Morbid obesity is a condition that occurs when a person a severely overweight. According to most health guidelines, anyone who is more than 100 pounds (45 kilograms) overweight can be considered morbidly obese. Another way to determine if someone falls into this category is by measuring body mass index (BMI). Using medical standards, a person with a BMI over 40 is morbidly obese.
People who suffer from morbid obesity face a large number of health problems related to their condition. They may have trouble doing simple activities, such as walking and even breathing. Also, the added weight puts a lot of stress on both their skeletal systems and hearts. It is imperative that people with this condition take steps to lose weight in order to preserve long-term health.

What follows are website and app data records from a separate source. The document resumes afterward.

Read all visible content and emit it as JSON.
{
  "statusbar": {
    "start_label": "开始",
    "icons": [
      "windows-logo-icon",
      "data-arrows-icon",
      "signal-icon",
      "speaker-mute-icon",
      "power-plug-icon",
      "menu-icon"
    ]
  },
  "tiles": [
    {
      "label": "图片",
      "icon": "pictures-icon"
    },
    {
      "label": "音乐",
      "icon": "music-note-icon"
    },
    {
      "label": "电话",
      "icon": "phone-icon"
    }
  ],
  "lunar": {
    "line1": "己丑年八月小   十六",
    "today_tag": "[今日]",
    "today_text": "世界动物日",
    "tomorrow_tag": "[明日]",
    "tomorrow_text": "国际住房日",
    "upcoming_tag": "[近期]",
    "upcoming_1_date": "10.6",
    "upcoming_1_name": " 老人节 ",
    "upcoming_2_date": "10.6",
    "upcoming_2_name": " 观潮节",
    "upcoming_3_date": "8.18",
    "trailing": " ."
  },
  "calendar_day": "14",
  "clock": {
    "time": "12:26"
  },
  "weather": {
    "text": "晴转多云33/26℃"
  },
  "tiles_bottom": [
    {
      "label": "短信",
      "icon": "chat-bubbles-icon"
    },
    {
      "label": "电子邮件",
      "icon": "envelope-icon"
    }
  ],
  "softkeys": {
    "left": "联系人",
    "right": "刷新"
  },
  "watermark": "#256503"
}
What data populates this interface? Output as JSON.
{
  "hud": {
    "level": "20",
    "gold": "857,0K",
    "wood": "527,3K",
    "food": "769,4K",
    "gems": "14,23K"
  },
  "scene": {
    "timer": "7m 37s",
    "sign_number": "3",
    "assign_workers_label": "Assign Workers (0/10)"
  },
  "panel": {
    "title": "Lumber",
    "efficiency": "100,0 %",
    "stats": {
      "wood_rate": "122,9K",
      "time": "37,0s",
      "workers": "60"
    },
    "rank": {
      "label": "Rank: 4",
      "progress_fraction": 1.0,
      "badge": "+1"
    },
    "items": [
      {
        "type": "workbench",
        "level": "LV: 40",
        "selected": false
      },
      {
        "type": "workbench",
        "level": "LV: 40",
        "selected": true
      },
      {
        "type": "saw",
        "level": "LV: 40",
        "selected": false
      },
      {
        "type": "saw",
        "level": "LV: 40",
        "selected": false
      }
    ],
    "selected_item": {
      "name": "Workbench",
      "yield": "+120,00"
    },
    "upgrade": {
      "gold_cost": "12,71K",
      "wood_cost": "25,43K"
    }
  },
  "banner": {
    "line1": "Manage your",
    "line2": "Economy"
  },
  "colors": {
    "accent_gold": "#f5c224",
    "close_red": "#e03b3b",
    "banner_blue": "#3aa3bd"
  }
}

While a traditional reduced-calorie diet combined with low-impact exercise can help people suffering from morbid obesity, many choose to undergo surgical procedures. This can make weight loss faster and easier for some people. Two popular procedures are gastric banding and gastric bypass.
Gastric banding involves a silicon band, which a doctor wraps around a patient’s upper stomach. This reduces the part of the stomach that a person can use to digest food. With this reduction, the patient must eat smaller amounts of food and typically feels satisfied with less. This band is removable, and can be expanded or contracted, as needed, by a trained physician.
Gastric bypass is a more invasive procedure. With this surgery, the doctor creates a pouch that makes food bypass most of the stomach and a portion of the small intestine. It eliminates the expandable portion of the stomach, limiting food intake to only one ounce (28 grams) at a time. This procedure is irreversible. People that have it done must adjust their eating habits for the rest of their lives.
Once a patient has weight loss surgery, he or she can only eat small amounts at one sitting. Overeating can lead to severe pain, vomiting and nausea. Food can also get lodged in the stomach pouch if the person does not chew it thoroughly.
In 2009, reports estimated that as many as six million Americans suffered from morbid obesity. This is also a problem in many other parts of the world. While genetics play some role in a person's risk of morbid obesity, it is up to each individual to manage his or her diet and to get enough exercise. It can also help to eat slowly, increase fiber intake and drink at least eight glasses of water every day.